- _WORK TASK_: Provide the data again exactly, including every line that follows.

++++

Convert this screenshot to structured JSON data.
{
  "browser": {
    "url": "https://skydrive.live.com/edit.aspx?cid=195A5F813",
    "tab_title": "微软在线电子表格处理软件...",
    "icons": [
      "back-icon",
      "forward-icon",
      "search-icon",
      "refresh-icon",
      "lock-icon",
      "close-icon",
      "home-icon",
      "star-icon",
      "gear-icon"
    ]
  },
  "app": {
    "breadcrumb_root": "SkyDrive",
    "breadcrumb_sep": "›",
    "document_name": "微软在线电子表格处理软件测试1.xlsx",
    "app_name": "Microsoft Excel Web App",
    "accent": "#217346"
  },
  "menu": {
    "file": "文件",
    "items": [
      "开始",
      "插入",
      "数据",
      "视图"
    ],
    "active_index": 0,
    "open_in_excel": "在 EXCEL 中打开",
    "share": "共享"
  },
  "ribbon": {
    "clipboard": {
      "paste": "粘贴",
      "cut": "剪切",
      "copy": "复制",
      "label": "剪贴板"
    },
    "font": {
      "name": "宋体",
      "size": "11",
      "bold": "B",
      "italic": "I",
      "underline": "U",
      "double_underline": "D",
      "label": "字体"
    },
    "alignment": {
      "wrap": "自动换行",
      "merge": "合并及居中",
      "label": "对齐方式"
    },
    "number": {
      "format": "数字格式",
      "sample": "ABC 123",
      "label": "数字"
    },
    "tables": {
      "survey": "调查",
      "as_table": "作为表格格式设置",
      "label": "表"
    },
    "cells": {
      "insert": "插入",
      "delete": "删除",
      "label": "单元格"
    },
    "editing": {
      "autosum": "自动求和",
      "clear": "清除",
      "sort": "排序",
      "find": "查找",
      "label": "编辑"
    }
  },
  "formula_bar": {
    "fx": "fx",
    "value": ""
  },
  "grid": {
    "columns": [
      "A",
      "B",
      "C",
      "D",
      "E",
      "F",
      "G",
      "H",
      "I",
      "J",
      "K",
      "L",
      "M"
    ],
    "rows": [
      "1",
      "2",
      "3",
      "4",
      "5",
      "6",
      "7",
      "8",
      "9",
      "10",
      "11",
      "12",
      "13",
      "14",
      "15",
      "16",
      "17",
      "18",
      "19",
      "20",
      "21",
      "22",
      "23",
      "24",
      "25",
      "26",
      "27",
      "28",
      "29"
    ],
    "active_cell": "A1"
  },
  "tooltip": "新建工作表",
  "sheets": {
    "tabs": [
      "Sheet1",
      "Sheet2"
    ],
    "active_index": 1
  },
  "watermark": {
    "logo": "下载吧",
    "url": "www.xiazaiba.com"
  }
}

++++

- _RESPONSE BOX_:
Convert this screenshot to structured JSON data.
{
  "browser": {
    "url": "https://skydrive.live.com/edit.aspx?cid=195A5F813",
    "tab_title": "微软在线电子表格处理软件...",
    "icons": [
      "back-icon",
      "forward-icon",
      "search-icon",
      "refresh-icon",
      "lock-icon",
      "close-icon",
      "home-icon",
      "star-icon",
      "gear-icon"
    ]
  },
  "app": {
    "breadcrumb_root": "SkyDrive",
    "breadcrumb_sep": "›",
    "document_name": "微软在线电子表格处理软件测试1.xlsx",
    "app_name": "Microsoft Excel Web App",
    "accent": "#217346"
  },
  "menu": {
    "file": "文件",
    "items": [
      "开始",
      "插入",
      "数据",
      "视图"
    ],
    "active_index": 0,
    "open_in_excel": "在 EXCEL 中打开",
    "share": "共享"
  },
  "ribbon": {
    "clipboard": {
      "paste": "粘贴",
      "cut": "剪切",
      "copy": "复制",
      "label": "剪贴板"
    },
    "font": {
      "name": "宋体",
      "size": "11",
      "bold": "B",
      "italic": "I",
      "underline": "U",
      "double_underline": "D",
      "label": "字体"
    },
    "alignment": {
      "wrap": "自动换行",
      "merge": "合并及居中",
      "label": "对齐方式"
    },
    "number": {
      "format": "数字格式",
      "sample": "ABC 123",
      "label": "数字"
    },
    "tables": {
      "survey": "调查",
      "as_table": "作为表格格式设置",
      "label": "表"
    },
    "cells": {
      "insert": "插入",
      "delete": "删除",
      "label": "单元格"
    },
    "editing": {
      "autosum": "自动求和",
      "clear": "清除",
      "sort": "排序",
      "find": "查找",
      "label": "编辑"
    }
  },
  "formula_bar": {
    "fx": "fx",
    "value": ""
  },
  "grid": {
    "columns": [
      "A",
      "B",
      "C",
      "D",
      "E",
      "F",
      "G",
      "H",
      "I",
      "J",
      "K",
      "L",
      "M"
    ],
    "rows": [
      "1",
      "2",
      "3",
      "4",
      "5",
      "6",
      "7",
      "8",
      "9",
      "10",
      "11",
      "12",
      "13",
      "14",
      "15",
      "16",
      "17",
      "18",
      "19",
      "20",
      "21",
      "22",
      "23",
      "24",
      "25",
      "26",
      "27",
      "28",
      "29"
    ],
    "active_cell": "A1"
  },
  "tooltip": "新建工作表",
  "sheets": {
    "tabs": [
      "Sheet1",
      "Sheet2"
    ],
    "active_index": 1
  },
  "watermark": {
    "logo": "下载吧",
    "url": "www.xiazaiba.com"
  }
}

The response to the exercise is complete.